Task inputs START

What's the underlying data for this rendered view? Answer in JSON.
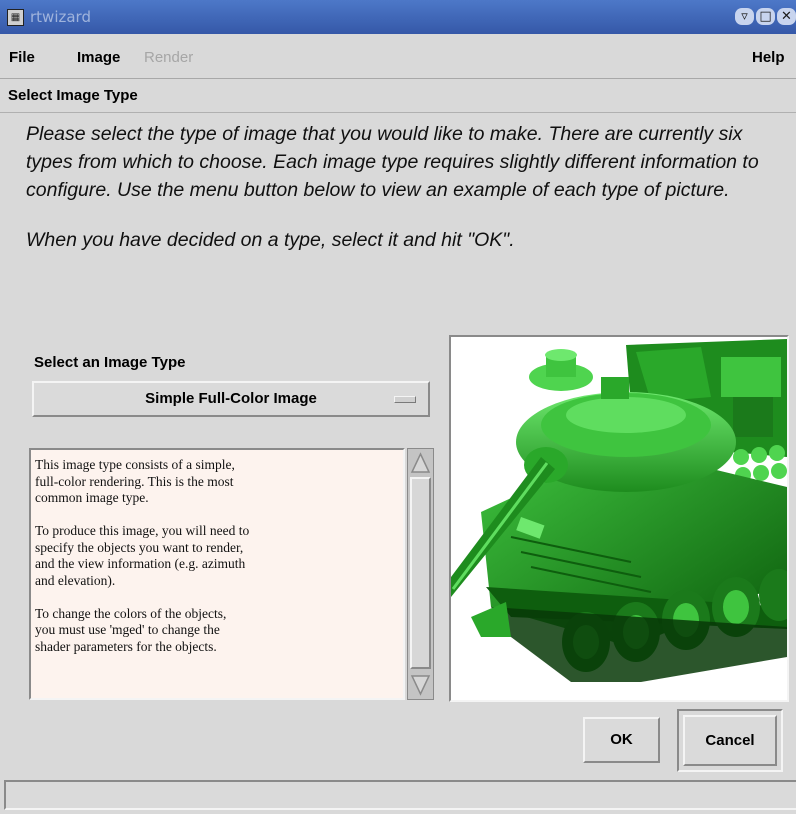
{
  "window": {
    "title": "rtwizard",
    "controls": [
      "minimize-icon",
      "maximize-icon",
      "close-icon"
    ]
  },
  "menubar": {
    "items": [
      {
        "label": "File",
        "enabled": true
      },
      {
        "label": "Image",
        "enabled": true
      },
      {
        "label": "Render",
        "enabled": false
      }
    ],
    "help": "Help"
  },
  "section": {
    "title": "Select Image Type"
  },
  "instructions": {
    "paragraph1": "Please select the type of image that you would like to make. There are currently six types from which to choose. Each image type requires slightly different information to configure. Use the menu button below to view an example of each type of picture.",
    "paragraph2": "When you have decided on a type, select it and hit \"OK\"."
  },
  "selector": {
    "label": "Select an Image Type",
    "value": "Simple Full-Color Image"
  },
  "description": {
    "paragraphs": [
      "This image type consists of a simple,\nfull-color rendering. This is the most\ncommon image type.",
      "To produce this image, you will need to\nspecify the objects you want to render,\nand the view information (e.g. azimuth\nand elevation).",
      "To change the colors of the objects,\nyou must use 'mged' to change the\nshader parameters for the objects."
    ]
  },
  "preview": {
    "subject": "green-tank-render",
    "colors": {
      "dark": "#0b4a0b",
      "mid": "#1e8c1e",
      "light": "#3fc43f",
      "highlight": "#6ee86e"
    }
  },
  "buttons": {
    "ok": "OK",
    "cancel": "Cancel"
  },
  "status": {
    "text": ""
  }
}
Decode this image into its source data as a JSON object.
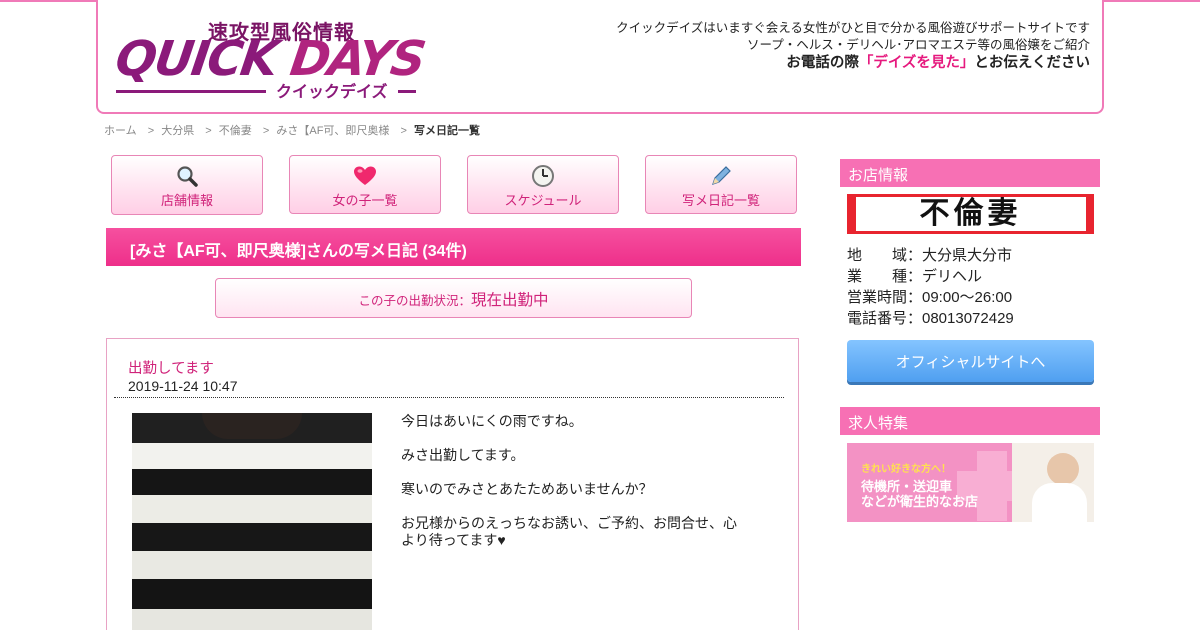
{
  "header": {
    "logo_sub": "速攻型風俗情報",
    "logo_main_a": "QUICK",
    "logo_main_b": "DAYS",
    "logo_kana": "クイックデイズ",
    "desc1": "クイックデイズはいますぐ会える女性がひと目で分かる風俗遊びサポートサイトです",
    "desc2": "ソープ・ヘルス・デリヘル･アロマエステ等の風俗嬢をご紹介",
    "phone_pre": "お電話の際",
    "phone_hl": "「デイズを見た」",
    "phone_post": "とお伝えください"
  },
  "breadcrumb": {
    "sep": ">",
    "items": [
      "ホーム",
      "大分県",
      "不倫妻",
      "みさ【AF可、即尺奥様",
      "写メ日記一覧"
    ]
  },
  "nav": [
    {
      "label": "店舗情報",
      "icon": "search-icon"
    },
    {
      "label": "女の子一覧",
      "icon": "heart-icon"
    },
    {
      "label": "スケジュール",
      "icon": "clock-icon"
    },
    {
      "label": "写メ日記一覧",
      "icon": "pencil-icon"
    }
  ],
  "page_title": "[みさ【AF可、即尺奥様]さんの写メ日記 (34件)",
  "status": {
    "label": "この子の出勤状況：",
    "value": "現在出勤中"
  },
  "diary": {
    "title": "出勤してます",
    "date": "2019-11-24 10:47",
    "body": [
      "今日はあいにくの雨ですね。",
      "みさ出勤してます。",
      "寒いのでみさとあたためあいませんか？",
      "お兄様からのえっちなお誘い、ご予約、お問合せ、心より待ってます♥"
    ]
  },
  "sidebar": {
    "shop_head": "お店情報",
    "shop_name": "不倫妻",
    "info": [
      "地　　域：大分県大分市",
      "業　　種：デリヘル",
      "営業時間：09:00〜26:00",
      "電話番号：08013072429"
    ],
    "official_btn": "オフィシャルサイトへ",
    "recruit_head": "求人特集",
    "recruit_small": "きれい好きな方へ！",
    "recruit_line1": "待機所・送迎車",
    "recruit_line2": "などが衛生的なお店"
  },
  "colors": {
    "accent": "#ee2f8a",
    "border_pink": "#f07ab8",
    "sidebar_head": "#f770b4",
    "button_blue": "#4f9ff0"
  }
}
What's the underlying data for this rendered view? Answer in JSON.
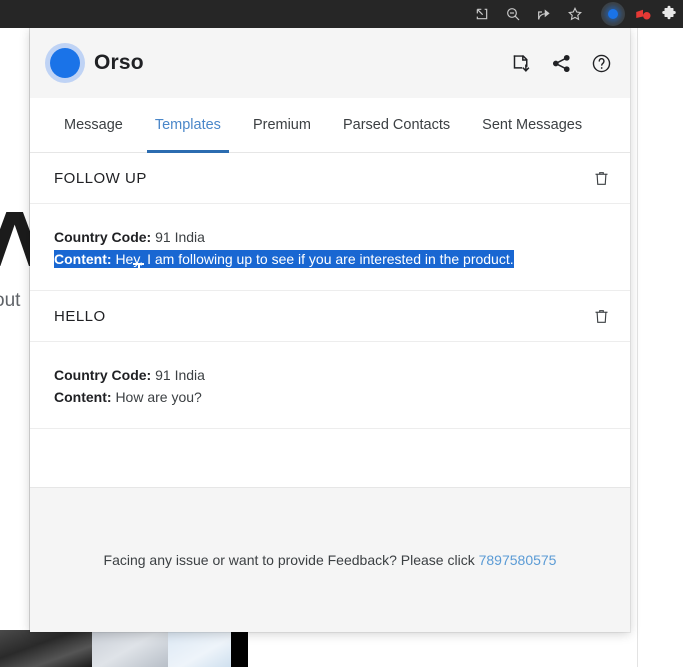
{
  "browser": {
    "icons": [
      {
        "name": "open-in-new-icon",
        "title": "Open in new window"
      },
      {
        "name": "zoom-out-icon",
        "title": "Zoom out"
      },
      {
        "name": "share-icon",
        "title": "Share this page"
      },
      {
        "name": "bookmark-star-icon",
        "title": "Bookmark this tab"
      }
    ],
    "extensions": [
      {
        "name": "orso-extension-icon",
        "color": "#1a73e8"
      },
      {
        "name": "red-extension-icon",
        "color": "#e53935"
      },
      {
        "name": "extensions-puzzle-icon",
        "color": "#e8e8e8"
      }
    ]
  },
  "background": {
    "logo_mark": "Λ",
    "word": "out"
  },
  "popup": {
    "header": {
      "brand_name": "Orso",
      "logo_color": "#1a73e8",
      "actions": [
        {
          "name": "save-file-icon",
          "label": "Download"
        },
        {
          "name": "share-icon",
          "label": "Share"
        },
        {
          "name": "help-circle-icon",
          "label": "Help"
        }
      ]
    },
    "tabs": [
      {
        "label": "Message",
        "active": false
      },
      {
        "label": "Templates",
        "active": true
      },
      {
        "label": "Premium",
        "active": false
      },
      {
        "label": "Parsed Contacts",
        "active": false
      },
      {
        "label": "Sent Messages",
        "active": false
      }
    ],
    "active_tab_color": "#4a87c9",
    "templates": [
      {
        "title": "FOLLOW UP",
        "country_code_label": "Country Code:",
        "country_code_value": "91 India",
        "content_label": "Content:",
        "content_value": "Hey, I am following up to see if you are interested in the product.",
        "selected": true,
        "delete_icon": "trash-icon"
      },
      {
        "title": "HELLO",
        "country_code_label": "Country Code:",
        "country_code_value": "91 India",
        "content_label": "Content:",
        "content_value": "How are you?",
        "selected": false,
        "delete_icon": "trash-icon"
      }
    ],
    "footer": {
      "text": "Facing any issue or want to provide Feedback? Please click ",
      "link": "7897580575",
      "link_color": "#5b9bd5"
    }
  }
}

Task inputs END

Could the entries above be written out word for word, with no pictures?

_Output of the task_
What's the underlying data for this rendered view? Answer in JSON.
{
  "window": {
    "title": "rtwizard",
    "controls": [
      "minimize-icon",
      "maximize-icon",
      "close-icon"
    ]
  },
  "menubar": {
    "items": [
      {
        "label": "File",
        "enabled": true
      },
      {
        "label": "Image",
        "enabled": true
      },
      {
        "label": "Render",
        "enabled": false
      }
    ],
    "help": "Help"
  },
  "section": {
    "title": "Select Image Type"
  },
  "instructions": {
    "paragraph1": "Please select the type of image that you would like to make. There are currently six types from which to choose. Each image type requires slightly different information to configure. Use the menu button below to view an example of each type of picture.",
    "paragraph2": "When you have decided on a type, select it and hit \"OK\"."
  },
  "selector": {
    "label": "Select an Image Type",
    "value": "Simple Full-Color Image"
  },
  "description": {
    "paragraphs": [
      "This image type consists of a simple,\nfull-color rendering. This is the most\ncommon image type.",
      "To produce this image, you will need to\nspecify the objects you want to render,\nand the view information (e.g. azimuth\nand elevation).",
      "To change the colors of the objects,\nyou must use 'mged' to change the\nshader parameters for the objects."
    ]
  },
  "preview": {
    "subject": "green-tank-render",
    "colors": {
      "dark": "#0b4a0b",
      "mid": "#1e8c1e",
      "light": "#3fc43f",
      "highlight": "#6ee86e"
    }
  },
  "buttons": {
    "ok": "OK",
    "cancel": "Cancel"
  },
  "status": {
    "text": ""
  }
}
Decode this image into its source data as a JSON object.
{
  "header": {
    "logo_sub": "速攻型風俗情報",
    "logo_main_a": "QUICK",
    "logo_main_b": "DAYS",
    "logo_kana": "クイックデイズ",
    "desc1": "クイックデイズはいますぐ会える女性がひと目で分かる風俗遊びサポートサイトです",
    "desc2": "ソープ・ヘルス・デリヘル･アロマエステ等の風俗嬢をご紹介",
    "phone_pre": "お電話の際",
    "phone_hl": "「デイズを見た」",
    "phone_post": "とお伝えください"
  },
  "breadcrumb": {
    "sep": ">",
    "items": [
      "ホーム",
      "大分県",
      "不倫妻",
      "みさ【AF可、即尺奥様",
      "写メ日記一覧"
    ]
  },
  "nav": [
    {
      "label": "店舗情報",
      "icon": "search-icon"
    },
    {
      "label": "女の子一覧",
      "icon": "heart-icon"
    },
    {
      "label": "スケジュール",
      "icon": "clock-icon"
    },
    {
      "label": "写メ日記一覧",
      "icon": "pencil-icon"
    }
  ],
  "page_title": "[みさ【AF可、即尺奥様]さんの写メ日記 (34件)",
  "status": {
    "label": "この子の出勤状況：",
    "value": "現在出勤中"
  },
  "diary": {
    "title": "出勤してます",
    "date": "2019-11-24 10:47",
    "body": [
      "今日はあいにくの雨ですね。",
      "みさ出勤してます。",
      "寒いのでみさとあたためあいませんか？",
      "お兄様からのえっちなお誘い、ご予約、お問合せ、心より待ってます♥"
    ]
  },
  "sidebar": {
    "shop_head": "お店情報",
    "shop_name": "不倫妻",
    "info": [
      "地　　域：大分県大分市",
      "業　　種：デリヘル",
      "営業時間：09:00〜26:00",
      "電話番号：08013072429"
    ],
    "official_btn": "オフィシャルサイトへ",
    "recruit_head": "求人特集",
    "recruit_small": "きれい好きな方へ！",
    "recruit_line1": "待機所・送迎車",
    "recruit_line2": "などが衛生的なお店"
  },
  "colors": {
    "accent": "#ee2f8a",
    "border_pink": "#f07ab8",
    "sidebar_head": "#f770b4",
    "button_blue": "#4f9ff0"
  }
}
What's the underlying data for this rendered view? Answer in JSON.
{
  "browser": {
    "icons": [
      {
        "name": "open-in-new-icon",
        "title": "Open in new window"
      },
      {
        "name": "zoom-out-icon",
        "title": "Zoom out"
      },
      {
        "name": "share-icon",
        "title": "Share this page"
      },
      {
        "name": "bookmark-star-icon",
        "title": "Bookmark this tab"
      }
    ],
    "extensions": [
      {
        "name": "orso-extension-icon",
        "color": "#1a73e8"
      },
      {
        "name": "red-extension-icon",
        "color": "#e53935"
      },
      {
        "name": "extensions-puzzle-icon",
        "color": "#e8e8e8"
      }
    ]
  },
  "background": {
    "logo_mark": "Λ",
    "word": "out"
  },
  "popup": {
    "header": {
      "brand_name": "Orso",
      "logo_color": "#1a73e8",
      "actions": [
        {
          "name": "save-file-icon",
          "label": "Download"
        },
        {
          "name": "share-icon",
          "label": "Share"
        },
        {
          "name": "help-circle-icon",
          "label": "Help"
        }
      ]
    },
    "tabs": [
      {
        "label": "Message",
        "active": false
      },
      {
        "label": "Templates",
        "active": true
      },
      {
        "label": "Premium",
        "active": false
      },
      {
        "label": "Parsed Contacts",
        "active": false
      },
      {
        "label": "Sent Messages",
        "active": false
      }
    ],
    "active_tab_color": "#4a87c9",
    "templates": [
      {
        "title": "FOLLOW UP",
        "country_code_label": "Country Code:",
        "country_code_value": "91 India",
        "content_label": "Content:",
        "content_value": "Hey, I am following up to see if you are interested in the product.",
        "selected": true,
        "delete_icon": "trash-icon"
      },
      {
        "title": "HELLO",
        "country_code_label": "Country Code:",
        "country_code_value": "91 India",
        "content_label": "Content:",
        "content_value": "How are you?",
        "selected": false,
        "delete_icon": "trash-icon"
      }
    ],
    "footer": {
      "text": "Facing any issue or want to provide Feedback? Please click ",
      "link": "7897580575",
      "link_color": "#5b9bd5"
    }
  }
}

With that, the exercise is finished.